*** Listed entries Section Begins ***
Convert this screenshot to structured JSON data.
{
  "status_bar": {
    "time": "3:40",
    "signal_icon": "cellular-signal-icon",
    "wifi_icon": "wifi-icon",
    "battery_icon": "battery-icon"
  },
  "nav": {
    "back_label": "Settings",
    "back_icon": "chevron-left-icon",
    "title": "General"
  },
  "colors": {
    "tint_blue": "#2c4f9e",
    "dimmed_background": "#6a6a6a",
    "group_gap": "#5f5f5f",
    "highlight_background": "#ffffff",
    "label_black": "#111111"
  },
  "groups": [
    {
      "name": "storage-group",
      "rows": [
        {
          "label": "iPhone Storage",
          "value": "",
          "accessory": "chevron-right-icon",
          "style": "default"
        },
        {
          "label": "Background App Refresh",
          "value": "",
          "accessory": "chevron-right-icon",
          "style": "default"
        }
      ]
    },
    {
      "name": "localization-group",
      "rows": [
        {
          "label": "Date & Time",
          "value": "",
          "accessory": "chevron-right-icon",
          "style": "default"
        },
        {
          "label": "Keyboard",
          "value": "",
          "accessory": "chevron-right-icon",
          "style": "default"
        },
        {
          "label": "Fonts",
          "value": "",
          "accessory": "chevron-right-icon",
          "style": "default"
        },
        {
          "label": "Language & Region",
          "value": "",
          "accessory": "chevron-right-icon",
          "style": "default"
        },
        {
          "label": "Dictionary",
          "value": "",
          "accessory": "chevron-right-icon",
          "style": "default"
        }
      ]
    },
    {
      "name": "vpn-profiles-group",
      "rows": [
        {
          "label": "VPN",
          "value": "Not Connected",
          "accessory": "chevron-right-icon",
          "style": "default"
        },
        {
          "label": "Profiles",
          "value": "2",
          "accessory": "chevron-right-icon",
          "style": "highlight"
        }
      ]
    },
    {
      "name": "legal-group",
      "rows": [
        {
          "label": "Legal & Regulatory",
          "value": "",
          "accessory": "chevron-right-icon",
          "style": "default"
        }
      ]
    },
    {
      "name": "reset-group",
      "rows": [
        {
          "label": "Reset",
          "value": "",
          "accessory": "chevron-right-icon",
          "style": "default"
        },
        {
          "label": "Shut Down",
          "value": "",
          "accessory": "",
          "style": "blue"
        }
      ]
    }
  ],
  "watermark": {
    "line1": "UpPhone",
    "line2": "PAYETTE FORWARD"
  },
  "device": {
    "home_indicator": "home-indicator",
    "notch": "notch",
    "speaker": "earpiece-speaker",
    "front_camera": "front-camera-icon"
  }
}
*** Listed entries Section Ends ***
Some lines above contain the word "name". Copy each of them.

### Expected output
      "name": "storage-group",
      "name": "localization-group",
      "name": "vpn-profiles-group",
      "name": "legal-group",
      "name": "reset-group",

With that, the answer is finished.